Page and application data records
::::

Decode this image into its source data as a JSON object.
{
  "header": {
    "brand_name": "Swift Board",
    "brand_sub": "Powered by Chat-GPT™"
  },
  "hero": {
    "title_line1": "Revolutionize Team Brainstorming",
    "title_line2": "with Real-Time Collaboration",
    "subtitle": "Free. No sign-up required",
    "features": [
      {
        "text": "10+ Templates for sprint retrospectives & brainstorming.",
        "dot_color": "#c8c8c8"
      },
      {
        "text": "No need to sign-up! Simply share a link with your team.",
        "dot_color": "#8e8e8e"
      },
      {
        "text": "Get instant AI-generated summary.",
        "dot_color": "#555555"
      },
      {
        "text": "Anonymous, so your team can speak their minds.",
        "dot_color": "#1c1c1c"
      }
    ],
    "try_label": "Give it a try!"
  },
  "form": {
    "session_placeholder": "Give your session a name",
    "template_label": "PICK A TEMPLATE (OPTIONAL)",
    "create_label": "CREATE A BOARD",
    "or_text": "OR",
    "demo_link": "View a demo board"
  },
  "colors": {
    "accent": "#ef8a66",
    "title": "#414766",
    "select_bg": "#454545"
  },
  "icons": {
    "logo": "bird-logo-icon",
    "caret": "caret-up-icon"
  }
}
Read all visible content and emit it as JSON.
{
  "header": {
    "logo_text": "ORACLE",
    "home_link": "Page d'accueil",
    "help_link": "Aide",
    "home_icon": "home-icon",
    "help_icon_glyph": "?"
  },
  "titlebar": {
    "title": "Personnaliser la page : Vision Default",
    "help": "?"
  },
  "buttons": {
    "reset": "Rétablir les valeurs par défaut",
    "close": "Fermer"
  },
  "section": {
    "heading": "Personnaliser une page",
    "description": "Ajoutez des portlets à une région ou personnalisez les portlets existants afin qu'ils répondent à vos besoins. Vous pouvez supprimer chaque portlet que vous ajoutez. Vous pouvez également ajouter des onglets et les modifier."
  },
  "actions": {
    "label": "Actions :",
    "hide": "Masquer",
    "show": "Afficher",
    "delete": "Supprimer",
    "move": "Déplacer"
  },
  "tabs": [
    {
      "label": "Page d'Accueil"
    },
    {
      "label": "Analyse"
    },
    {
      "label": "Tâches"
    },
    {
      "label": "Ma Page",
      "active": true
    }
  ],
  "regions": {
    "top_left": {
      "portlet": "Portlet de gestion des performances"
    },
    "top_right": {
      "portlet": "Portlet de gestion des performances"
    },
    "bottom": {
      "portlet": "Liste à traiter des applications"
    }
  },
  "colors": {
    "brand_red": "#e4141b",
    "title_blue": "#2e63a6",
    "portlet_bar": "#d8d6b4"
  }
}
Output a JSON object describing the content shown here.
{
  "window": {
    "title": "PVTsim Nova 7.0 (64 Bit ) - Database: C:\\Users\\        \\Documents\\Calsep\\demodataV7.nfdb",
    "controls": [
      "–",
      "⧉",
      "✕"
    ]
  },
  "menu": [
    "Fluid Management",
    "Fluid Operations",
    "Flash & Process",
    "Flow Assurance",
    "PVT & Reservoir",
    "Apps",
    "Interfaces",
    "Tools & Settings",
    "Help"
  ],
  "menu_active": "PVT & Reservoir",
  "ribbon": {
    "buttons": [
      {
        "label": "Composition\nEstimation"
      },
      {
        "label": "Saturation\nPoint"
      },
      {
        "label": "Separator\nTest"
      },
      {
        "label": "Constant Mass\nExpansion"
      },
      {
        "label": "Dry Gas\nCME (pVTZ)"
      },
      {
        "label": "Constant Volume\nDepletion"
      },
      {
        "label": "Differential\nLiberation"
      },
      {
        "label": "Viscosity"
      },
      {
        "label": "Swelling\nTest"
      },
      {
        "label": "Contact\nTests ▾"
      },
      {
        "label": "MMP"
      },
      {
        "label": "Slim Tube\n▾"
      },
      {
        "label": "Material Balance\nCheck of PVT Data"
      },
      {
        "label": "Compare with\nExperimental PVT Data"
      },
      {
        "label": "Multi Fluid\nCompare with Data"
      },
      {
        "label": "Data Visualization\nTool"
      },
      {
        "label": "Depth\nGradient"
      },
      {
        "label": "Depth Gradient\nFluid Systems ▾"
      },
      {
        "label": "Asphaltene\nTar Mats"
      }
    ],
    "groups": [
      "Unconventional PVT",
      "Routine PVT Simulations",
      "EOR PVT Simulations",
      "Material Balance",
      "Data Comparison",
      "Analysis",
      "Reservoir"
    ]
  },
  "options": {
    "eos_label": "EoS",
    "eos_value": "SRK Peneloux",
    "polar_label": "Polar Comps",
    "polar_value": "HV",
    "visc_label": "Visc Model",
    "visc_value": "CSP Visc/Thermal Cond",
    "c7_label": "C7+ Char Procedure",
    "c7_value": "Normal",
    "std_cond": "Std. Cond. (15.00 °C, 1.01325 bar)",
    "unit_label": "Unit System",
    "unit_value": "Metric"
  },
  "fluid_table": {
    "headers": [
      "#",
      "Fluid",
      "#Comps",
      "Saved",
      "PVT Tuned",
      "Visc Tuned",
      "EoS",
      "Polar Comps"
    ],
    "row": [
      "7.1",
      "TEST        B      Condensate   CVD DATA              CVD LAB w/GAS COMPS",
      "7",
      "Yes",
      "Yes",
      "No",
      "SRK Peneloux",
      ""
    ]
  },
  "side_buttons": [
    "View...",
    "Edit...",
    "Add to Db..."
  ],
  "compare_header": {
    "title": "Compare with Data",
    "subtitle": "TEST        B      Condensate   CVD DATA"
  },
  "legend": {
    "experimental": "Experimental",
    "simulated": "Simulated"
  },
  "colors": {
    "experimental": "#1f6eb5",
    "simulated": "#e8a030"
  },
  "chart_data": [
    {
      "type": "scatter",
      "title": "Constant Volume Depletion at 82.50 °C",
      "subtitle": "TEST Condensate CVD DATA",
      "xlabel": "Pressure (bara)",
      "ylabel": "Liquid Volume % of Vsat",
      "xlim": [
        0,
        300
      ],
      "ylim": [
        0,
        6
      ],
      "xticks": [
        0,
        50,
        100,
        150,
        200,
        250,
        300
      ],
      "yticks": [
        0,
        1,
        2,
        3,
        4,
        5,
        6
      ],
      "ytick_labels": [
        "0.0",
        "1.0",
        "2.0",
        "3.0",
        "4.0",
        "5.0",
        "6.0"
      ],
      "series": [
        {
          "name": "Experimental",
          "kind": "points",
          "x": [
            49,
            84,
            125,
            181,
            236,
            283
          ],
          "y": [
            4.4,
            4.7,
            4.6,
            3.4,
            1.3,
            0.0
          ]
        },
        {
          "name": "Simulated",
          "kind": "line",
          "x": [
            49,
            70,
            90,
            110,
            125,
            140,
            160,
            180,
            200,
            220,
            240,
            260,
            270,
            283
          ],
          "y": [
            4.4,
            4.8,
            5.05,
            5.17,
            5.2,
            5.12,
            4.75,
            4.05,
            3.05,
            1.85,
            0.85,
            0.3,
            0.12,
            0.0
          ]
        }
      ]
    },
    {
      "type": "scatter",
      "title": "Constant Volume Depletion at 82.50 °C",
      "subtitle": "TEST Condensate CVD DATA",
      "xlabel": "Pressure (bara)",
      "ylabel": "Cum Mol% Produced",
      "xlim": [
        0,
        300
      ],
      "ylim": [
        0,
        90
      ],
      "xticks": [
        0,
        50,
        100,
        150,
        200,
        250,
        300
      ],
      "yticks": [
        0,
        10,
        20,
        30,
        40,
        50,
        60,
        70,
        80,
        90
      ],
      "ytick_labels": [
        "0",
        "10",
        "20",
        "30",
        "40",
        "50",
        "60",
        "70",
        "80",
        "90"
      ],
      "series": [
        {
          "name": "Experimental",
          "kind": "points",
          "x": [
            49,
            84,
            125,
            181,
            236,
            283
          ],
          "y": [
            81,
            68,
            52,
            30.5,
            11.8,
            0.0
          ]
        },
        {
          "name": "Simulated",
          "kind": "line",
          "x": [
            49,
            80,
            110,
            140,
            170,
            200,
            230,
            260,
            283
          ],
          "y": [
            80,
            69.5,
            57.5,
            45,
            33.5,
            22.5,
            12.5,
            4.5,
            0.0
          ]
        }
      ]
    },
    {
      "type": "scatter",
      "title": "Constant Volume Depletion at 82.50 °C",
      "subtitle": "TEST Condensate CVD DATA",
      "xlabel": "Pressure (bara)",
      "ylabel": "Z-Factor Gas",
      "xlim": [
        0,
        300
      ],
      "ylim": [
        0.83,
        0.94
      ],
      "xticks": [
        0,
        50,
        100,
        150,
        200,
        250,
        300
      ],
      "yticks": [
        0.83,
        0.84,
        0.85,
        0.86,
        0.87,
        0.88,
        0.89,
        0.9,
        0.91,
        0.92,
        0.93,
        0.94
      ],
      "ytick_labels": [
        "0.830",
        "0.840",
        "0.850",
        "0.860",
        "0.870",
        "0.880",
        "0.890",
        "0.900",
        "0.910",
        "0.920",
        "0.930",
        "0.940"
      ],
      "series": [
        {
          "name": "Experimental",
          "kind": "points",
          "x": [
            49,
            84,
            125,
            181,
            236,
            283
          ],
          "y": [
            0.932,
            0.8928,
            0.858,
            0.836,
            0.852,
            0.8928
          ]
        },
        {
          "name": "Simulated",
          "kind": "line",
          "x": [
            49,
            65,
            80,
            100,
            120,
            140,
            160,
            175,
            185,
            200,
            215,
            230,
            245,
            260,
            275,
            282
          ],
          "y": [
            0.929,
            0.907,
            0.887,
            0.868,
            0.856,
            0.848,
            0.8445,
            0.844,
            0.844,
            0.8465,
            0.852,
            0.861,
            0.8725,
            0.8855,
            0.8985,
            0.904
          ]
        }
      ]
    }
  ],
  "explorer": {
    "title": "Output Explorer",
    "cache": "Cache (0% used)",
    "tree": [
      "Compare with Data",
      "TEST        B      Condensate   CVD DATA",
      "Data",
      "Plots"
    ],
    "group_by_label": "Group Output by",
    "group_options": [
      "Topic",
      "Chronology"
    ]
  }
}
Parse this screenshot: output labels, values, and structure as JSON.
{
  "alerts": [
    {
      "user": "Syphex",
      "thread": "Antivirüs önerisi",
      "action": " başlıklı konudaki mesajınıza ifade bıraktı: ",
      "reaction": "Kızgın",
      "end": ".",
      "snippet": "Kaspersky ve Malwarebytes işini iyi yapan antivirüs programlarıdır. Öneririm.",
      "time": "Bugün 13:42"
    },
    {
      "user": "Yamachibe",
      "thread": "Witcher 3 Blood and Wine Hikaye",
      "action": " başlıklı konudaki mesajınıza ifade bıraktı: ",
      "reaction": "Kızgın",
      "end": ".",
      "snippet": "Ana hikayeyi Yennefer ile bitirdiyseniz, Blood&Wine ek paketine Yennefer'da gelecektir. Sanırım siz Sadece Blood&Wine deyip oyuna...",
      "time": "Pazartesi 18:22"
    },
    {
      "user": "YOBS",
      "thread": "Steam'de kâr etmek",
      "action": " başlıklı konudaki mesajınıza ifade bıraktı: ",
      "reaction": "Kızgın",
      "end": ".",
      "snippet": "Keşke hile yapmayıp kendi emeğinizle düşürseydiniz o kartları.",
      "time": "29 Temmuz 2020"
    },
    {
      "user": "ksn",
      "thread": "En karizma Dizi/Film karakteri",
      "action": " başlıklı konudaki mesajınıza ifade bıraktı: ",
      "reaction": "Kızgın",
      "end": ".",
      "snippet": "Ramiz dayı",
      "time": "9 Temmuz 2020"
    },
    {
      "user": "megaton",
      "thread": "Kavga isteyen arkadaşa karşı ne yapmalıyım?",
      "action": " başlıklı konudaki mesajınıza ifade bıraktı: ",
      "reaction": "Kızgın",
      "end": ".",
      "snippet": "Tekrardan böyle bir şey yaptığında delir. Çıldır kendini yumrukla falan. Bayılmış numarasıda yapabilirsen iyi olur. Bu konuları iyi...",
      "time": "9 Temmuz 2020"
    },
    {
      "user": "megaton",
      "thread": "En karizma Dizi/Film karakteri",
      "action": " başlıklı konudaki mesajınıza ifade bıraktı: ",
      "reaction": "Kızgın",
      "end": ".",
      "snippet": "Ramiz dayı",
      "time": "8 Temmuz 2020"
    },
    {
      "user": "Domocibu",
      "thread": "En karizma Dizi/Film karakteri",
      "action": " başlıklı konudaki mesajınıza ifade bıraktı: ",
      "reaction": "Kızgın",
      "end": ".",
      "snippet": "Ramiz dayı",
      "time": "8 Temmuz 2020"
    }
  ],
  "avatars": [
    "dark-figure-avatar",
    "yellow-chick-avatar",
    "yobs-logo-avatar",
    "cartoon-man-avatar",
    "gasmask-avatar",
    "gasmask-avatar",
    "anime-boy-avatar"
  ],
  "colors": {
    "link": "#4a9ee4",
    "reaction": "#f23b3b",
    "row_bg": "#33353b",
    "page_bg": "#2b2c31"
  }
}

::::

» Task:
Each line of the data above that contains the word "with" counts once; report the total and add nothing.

» Response to this task:
6